This ...

Your writer has been dealing with tax disputes for over 40 years, and believes that the two most important developments for taxpayers were the passage of the 1998 IRS Restructuring and Reform Act, and the creation of the Taxpayer Advocate Service ("TAS," formerly known as the "Problem Resolution Office" and the "Ombudsman").  The Advocate created to assist taxpayers where, for lack of a better term, the system simply was not working properly, and for most of its existence has done a wonderful job.

Well, that organization's health now appears to be in peril.  IRS Commissioner Shulman has ...

In any given year, a person is likely to send one or more of a fairly standard variety of items to the IRS. Tax returns, payments, responses to inquiries, and claims for refund are the most frequent but certainly not an exhaustive list. I've even known of some people who have sent "thank you notes" to IRS employees who seem to have gone above and beyond the call of duty to assist them. That said, how do you know the IRS actually received what you sent? This is not an idle question, as the IRS' failure to timely receive some of those items can result in serious problems for a taxpayer, ranging from ...

On May 5, 2011, the Treasury Inspector General for Tax Administration (TIGTA) issued a report that is not going to please anybody.  It concluded that IRS employees are provided with ample information about their tax responsibilities to enable them to comply, but some do not, and the agency needs to do more to address the problem.

This is not the first report on the subject, following up on an Employee Tax Compliance program (ETC) initiated in calendar year 1995 “to insure that employees are held to a high standard of compliance.”  In a December 2009 IRS Report, more than 97,000 Federal ...

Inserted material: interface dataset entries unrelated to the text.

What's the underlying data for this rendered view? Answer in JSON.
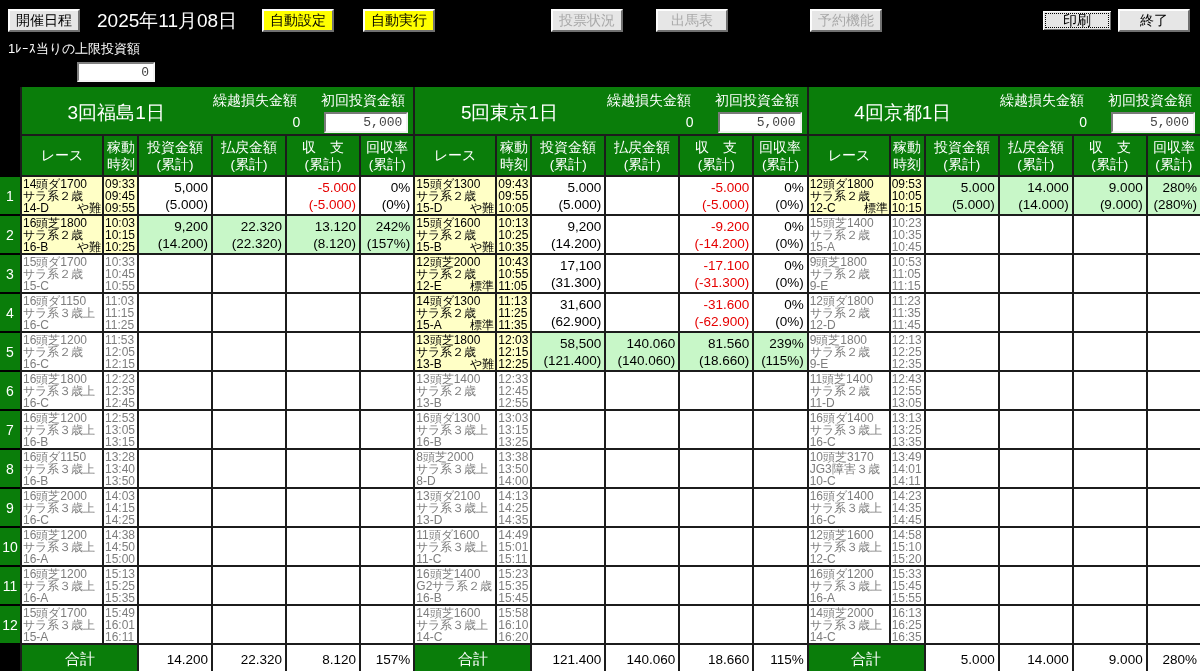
{
  "toolbar": {
    "schedule_button": "開催日程",
    "date": "2025年11月08日",
    "buttons": [
      {
        "label": "自動設定",
        "kind": "highlight",
        "disabled": false,
        "focused": false
      },
      {
        "label": "自動実行",
        "kind": "highlight",
        "disabled": false,
        "focused": false
      },
      {
        "label": "投票状況",
        "kind": "plain",
        "disabled": true,
        "focused": false
      },
      {
        "label": "出馬表",
        "kind": "plain",
        "disabled": true,
        "focused": false
      },
      {
        "label": "予約機能",
        "kind": "plain",
        "disabled": true,
        "focused": false
      },
      {
        "label": "印刷",
        "kind": "plain",
        "disabled": false,
        "focused": true
      },
      {
        "label": "終了",
        "kind": "plain",
        "disabled": false,
        "focused": false
      }
    ]
  },
  "race_limit": {
    "label": "1ﾚｰｽ当りの上限投資額",
    "value": "0"
  },
  "table": {
    "row_numbers": [
      "1",
      "2",
      "3",
      "4",
      "5",
      "6",
      "7",
      "8",
      "9",
      "10",
      "11",
      "12"
    ],
    "venues": [
      {
        "name": "3回福島1日",
        "carryover": {
          "label": "繰越損失金額",
          "value": "0"
        },
        "initial_investment": {
          "label": "初回投資金額",
          "value": "5,000"
        },
        "columns": [
          "レース",
          "稼動時刻",
          "投資金額\n(累計)",
          "払戻金額\n(累計)",
          "収　支\n(累計)",
          "回収率\n(累計)"
        ],
        "rows": [
          {
            "race": {
              "summary": "14頭ダ1700",
              "class": "サラ系２歳",
              "code": "14-D",
              "condition": "や難"
            },
            "times": [
              "09:33",
              "09:45",
              "09:55"
            ],
            "bet": true,
            "hit": false,
            "result": {
              "invest": {
                "value": "5,000",
                "total": "(5.000)"
              },
              "balance": {
                "value": "-5.000",
                "total": "(-5.000)",
                "negative": true
              },
              "rate": {
                "value": "0%",
                "total": "(0%)"
              }
            }
          },
          {
            "race": {
              "summary": "16頭芝1800",
              "class": "サラ系２歳",
              "code": "16-B",
              "condition": "や難"
            },
            "times": [
              "10:03",
              "10:15",
              "10:25"
            ],
            "bet": true,
            "hit": true,
            "result": {
              "invest": {
                "value": "9,200",
                "total": "(14.200)"
              },
              "payout": {
                "value": "22.320",
                "total": "(22.320)"
              },
              "balance": {
                "value": "13.120",
                "total": "(8.120)",
                "negative": false
              },
              "rate": {
                "value": "242%",
                "total": "(157%)"
              }
            }
          },
          {
            "race": {
              "summary": "15頭ダ1700",
              "class": "サラ系２歳",
              "code": "15-C"
            },
            "times": [
              "10:33",
              "10:45",
              "10:55"
            ],
            "bet": false,
            "hit": false
          },
          {
            "race": {
              "summary": "16頭ダ1150",
              "class": "サラ系３歳上",
              "code": "16-C"
            },
            "times": [
              "11:03",
              "11:15",
              "11:25"
            ],
            "bet": false,
            "hit": false
          },
          {
            "race": {
              "summary": "16頭芝1200",
              "class": "サラ系２歳",
              "code": "16-C"
            },
            "times": [
              "11:53",
              "12:05",
              "12:15"
            ],
            "bet": false,
            "hit": false
          },
          {
            "race": {
              "summary": "16頭芝1800",
              "class": "サラ系３歳上",
              "code": "16-C"
            },
            "times": [
              "12:23",
              "12:35",
              "12:45"
            ],
            "bet": false,
            "hit": false
          },
          {
            "race": {
              "summary": "16頭芝1200",
              "class": "サラ系３歳上",
              "code": "16-B"
            },
            "times": [
              "12:53",
              "13:05",
              "13:15"
            ],
            "bet": false,
            "hit": false
          },
          {
            "race": {
              "summary": "16頭ダ1150",
              "class": "サラ系３歳上",
              "code": "16-B"
            },
            "times": [
              "13:28",
              "13:40",
              "13:50"
            ],
            "bet": false,
            "hit": false
          },
          {
            "race": {
              "summary": "16頭芝2000",
              "class": "サラ系３歳上",
              "code": "16-C"
            },
            "times": [
              "14:03",
              "14:15",
              "14:25"
            ],
            "bet": false,
            "hit": false
          },
          {
            "race": {
              "summary": "16頭芝1200",
              "class": "サラ系３歳上",
              "code": "16-A"
            },
            "times": [
              "14:38",
              "14:50",
              "15:00"
            ],
            "bet": false,
            "hit": false
          },
          {
            "race": {
              "summary": "16頭芝1200",
              "class": "サラ系３歳上",
              "code": "16-A"
            },
            "times": [
              "15:13",
              "15:25",
              "15:35"
            ],
            "bet": false,
            "hit": false
          },
          {
            "race": {
              "summary": "15頭ダ1700",
              "class": "サラ系３歳上",
              "code": "15-A"
            },
            "times": [
              "15:49",
              "16:01",
              "16:11"
            ],
            "bet": false,
            "hit": false
          }
        ],
        "totals": {
          "label": "合計",
          "values": [
            "14.200",
            "22.320",
            "8.120",
            "157%"
          ]
        }
      },
      {
        "name": "5回東京1日",
        "carryover": {
          "label": "繰越損失金額",
          "value": "0"
        },
        "initial_investment": {
          "label": "初回投資金額",
          "value": "5,000"
        },
        "columns": [
          "レース",
          "稼動時刻",
          "投資金額\n(累計)",
          "払戻金額\n(累計)",
          "収　支\n(累計)",
          "回収率\n(累計)"
        ],
        "rows": [
          {
            "race": {
              "summary": "15頭ダ1300",
              "class": "サラ系２歳",
              "code": "15-D",
              "condition": "や難"
            },
            "times": [
              "09:43",
              "09:55",
              "10:05"
            ],
            "bet": true,
            "hit": false,
            "result": {
              "invest": {
                "value": "5.000",
                "total": "(5.000)"
              },
              "balance": {
                "value": "-5.000",
                "total": "(-5.000)",
                "negative": true
              },
              "rate": {
                "value": "0%",
                "total": "(0%)"
              }
            }
          },
          {
            "race": {
              "summary": "15頭ダ1600",
              "class": "サラ系２歳",
              "code": "15-B",
              "condition": "や難"
            },
            "times": [
              "10:13",
              "10:25",
              "10:35"
            ],
            "bet": true,
            "hit": false,
            "result": {
              "invest": {
                "value": "9,200",
                "total": "(14.200)"
              },
              "balance": {
                "value": "-9.200",
                "total": "(-14.200)",
                "negative": true
              },
              "rate": {
                "value": "0%",
                "total": "(0%)"
              }
            }
          },
          {
            "race": {
              "summary": "12頭芝2000",
              "class": "サラ系２歳",
              "code": "12-E",
              "condition": "標準"
            },
            "times": [
              "10:43",
              "10:55",
              "11:05"
            ],
            "bet": true,
            "hit": false,
            "result": {
              "invest": {
                "value": "17,100",
                "total": "(31.300)"
              },
              "balance": {
                "value": "-17.100",
                "total": "(-31.300)",
                "negative": true
              },
              "rate": {
                "value": "0%",
                "total": "(0%)"
              }
            }
          },
          {
            "race": {
              "summary": "14頭ダ1300",
              "class": "サラ系２歳",
              "code": "15-A",
              "condition": "標準"
            },
            "times": [
              "11:13",
              "11:25",
              "11:35"
            ],
            "bet": true,
            "hit": false,
            "result": {
              "invest": {
                "value": "31,600",
                "total": "(62.900)"
              },
              "balance": {
                "value": "-31.600",
                "total": "(-62.900)",
                "negative": true
              },
              "rate": {
                "value": "0%",
                "total": "(0%)"
              }
            }
          },
          {
            "race": {
              "summary": "13頭芝1800",
              "class": "サラ系２歳",
              "code": "13-B",
              "condition": "や難"
            },
            "times": [
              "12:03",
              "12:15",
              "12:25"
            ],
            "bet": true,
            "hit": true,
            "result": {
              "invest": {
                "value": "58,500",
                "total": "(121.400)"
              },
              "payout": {
                "value": "140.060",
                "total": "(140.060)"
              },
              "balance": {
                "value": "81.560",
                "total": "(18.660)",
                "negative": false
              },
              "rate": {
                "value": "239%",
                "total": "(115%)"
              }
            }
          },
          {
            "race": {
              "summary": "13頭芝1400",
              "class": "サラ系２歳",
              "code": "13-B"
            },
            "times": [
              "12:33",
              "12:45",
              "12:55"
            ],
            "bet": false,
            "hit": false
          },
          {
            "race": {
              "summary": "16頭ダ1300",
              "class": "サラ系３歳上",
              "code": "16-B"
            },
            "times": [
              "13:03",
              "13:15",
              "13:25"
            ],
            "bet": false,
            "hit": false
          },
          {
            "race": {
              "summary": "8頭芝2000",
              "class": "サラ系３歳上",
              "code": "8-D"
            },
            "times": [
              "13:38",
              "13:50",
              "14:00"
            ],
            "bet": false,
            "hit": false
          },
          {
            "race": {
              "summary": "13頭ダ2100",
              "class": "サラ系３歳上",
              "code": "13-D"
            },
            "times": [
              "14:13",
              "14:25",
              "14:35"
            ],
            "bet": false,
            "hit": false
          },
          {
            "race": {
              "summary": "11頭ダ1600",
              "class": "サラ系３歳上",
              "code": "11-C"
            },
            "times": [
              "14:49",
              "15:01",
              "15:11"
            ],
            "bet": false,
            "hit": false
          },
          {
            "race": {
              "summary": "16頭芝1400",
              "class": "G2サラ系２歳",
              "code": "16-B"
            },
            "times": [
              "15:23",
              "15:35",
              "15:45"
            ],
            "bet": false,
            "hit": false
          },
          {
            "race": {
              "summary": "14頭芝1600",
              "class": "サラ系３歳上",
              "code": "14-C"
            },
            "times": [
              "15:58",
              "16:10",
              "16:20"
            ],
            "bet": false,
            "hit": false
          }
        ],
        "totals": {
          "label": "合計",
          "values": [
            "121.400",
            "140.060",
            "18.660",
            "115%"
          ]
        }
      },
      {
        "name": "4回京都1日",
        "carryover": {
          "label": "繰越損失金額",
          "value": "0"
        },
        "initial_investment": {
          "label": "初回投資金額",
          "value": "5,000"
        },
        "columns": [
          "レース",
          "稼動時刻",
          "投資金額\n(累計)",
          "払戻金額\n(累計)",
          "収　支\n(累計)",
          "回収率\n(累計)"
        ],
        "rows": [
          {
            "race": {
              "summary": "12頭ダ1800",
              "class": "サラ系２歳",
              "code": "12-C",
              "condition": "標準"
            },
            "times": [
              "09:53",
              "10:05",
              "10:15"
            ],
            "bet": true,
            "hit": true,
            "result": {
              "invest": {
                "value": "5.000",
                "total": "(5.000)"
              },
              "payout": {
                "value": "14.000",
                "total": "(14.000)"
              },
              "balance": {
                "value": "9.000",
                "total": "(9.000)",
                "negative": false
              },
              "rate": {
                "value": "280%",
                "total": "(280%)"
              }
            }
          },
          {
            "race": {
              "summary": "15頭芝1400",
              "class": "サラ系２歳",
              "code": "15-A"
            },
            "times": [
              "10:23",
              "10:35",
              "10:45"
            ],
            "bet": false,
            "hit": false
          },
          {
            "race": {
              "summary": "9頭芝1800",
              "class": "サラ系２歳",
              "code": "9-E"
            },
            "times": [
              "10:53",
              "11:05",
              "11:15"
            ],
            "bet": false,
            "hit": false
          },
          {
            "race": {
              "summary": "12頭ダ1800",
              "class": "サラ系２歳",
              "code": "12-D"
            },
            "times": [
              "11:23",
              "11:35",
              "11:45"
            ],
            "bet": false,
            "hit": false
          },
          {
            "race": {
              "summary": "9頭芝1800",
              "class": "サラ系２歳",
              "code": "9-E"
            },
            "times": [
              "12:13",
              "12:25",
              "12:35"
            ],
            "bet": false,
            "hit": false
          },
          {
            "race": {
              "summary": "11頭芝1400",
              "class": "サラ系２歳",
              "code": "11-D"
            },
            "times": [
              "12:43",
              "12:55",
              "13:05"
            ],
            "bet": false,
            "hit": false
          },
          {
            "race": {
              "summary": "16頭ダ1400",
              "class": "サラ系３歳上",
              "code": "16-C"
            },
            "times": [
              "13:13",
              "13:25",
              "13:35"
            ],
            "bet": false,
            "hit": false
          },
          {
            "race": {
              "summary": "10頭芝3170",
              "class": "JG3障害３歳",
              "code": "10-C"
            },
            "times": [
              "13:49",
              "14:01",
              "14:11"
            ],
            "bet": false,
            "hit": false
          },
          {
            "race": {
              "summary": "16頭ダ1400",
              "class": "サラ系３歳上",
              "code": "16-C"
            },
            "times": [
              "14:23",
              "14:35",
              "14:45"
            ],
            "bet": false,
            "hit": false
          },
          {
            "race": {
              "summary": "12頭芝1600",
              "class": "サラ系３歳上",
              "code": "12-C"
            },
            "times": [
              "14:58",
              "15:10",
              "15:20"
            ],
            "bet": false,
            "hit": false
          },
          {
            "race": {
              "summary": "16頭ダ1200",
              "class": "サラ系３歳上",
              "code": "16-A"
            },
            "times": [
              "15:33",
              "15:45",
              "15:55"
            ],
            "bet": false,
            "hit": false
          },
          {
            "race": {
              "summary": "14頭芝2000",
              "class": "サラ系３歳上",
              "code": "14-C"
            },
            "times": [
              "16:13",
              "16:25",
              "16:35"
            ],
            "bet": false,
            "hit": false
          }
        ],
        "totals": {
          "label": "合計",
          "values": [
            "5.000",
            "14.000",
            "9.000",
            "280%"
          ]
        }
      }
    ]
  }
}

In IRS examinations, many practitioners encounter situations where the Internal Revenue Service seems to conjure up a set of facts that is divorced from reality.  On the collection side, strange as it may sound, the IRS sometimes does this too, by treating the taxpayer as if he has assets he really doesn't.

When a taxpayer is unable to pay his tax in full, he is entitled to request a “collection alternative” from the IRS, usually an Installment Agreement but sometimes an Offer in Compromise.  This process involves submitting a variety of financial statements to the IRS – most often ...

For the last several years, the Internal Revenue Service has been increasing the number of "correspondence" audits that it conducts. There seems to be an assumption that it costs less and requires less manpower than field or in-person audits, and that assumption is doubtless true. However, there is a real question about the quality of such examinations and in particular IRS follow-up.

Since no later than 2007, various groups have been complaining to the IRS that correspondence audits were not being administered professionally. The principal complaint was that the IRS was issuing ...